App and web page records:
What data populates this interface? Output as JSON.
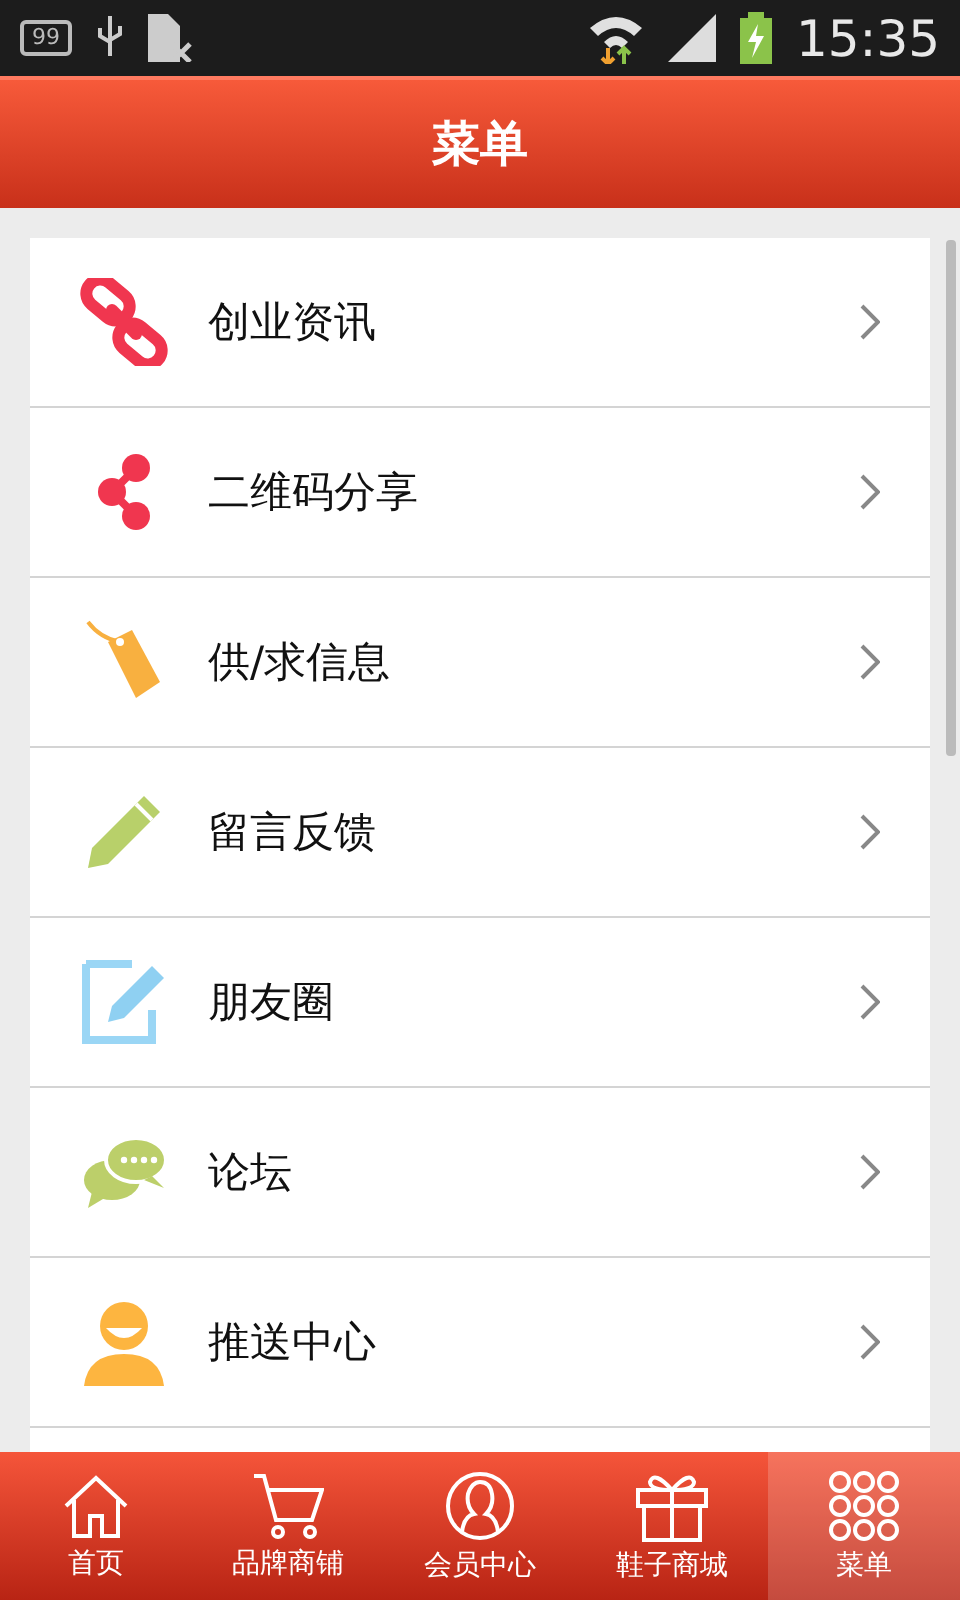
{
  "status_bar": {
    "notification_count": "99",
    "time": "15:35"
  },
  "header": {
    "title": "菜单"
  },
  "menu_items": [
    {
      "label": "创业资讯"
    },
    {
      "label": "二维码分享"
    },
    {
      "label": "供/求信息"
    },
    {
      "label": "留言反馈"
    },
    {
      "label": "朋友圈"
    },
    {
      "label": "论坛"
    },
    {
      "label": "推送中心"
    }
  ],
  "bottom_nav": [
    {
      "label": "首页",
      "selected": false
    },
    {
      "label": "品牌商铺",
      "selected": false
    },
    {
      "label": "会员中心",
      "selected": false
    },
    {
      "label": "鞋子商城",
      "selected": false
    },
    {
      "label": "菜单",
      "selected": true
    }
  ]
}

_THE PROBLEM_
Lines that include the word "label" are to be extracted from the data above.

_EXPECTED ANSWER_
      "label": "创业资讯"
      "label": "二维码分享"
      "label": "供/求信息"
      "label": "留言反馈"
      "label": "朋友圈"
      "label": "论坛"
      "label": "推送中心"
      "label": "首页",
      "label": "品牌商铺",
      "label": "会员中心",
      "label": "鞋子商城",
      "label": "菜单",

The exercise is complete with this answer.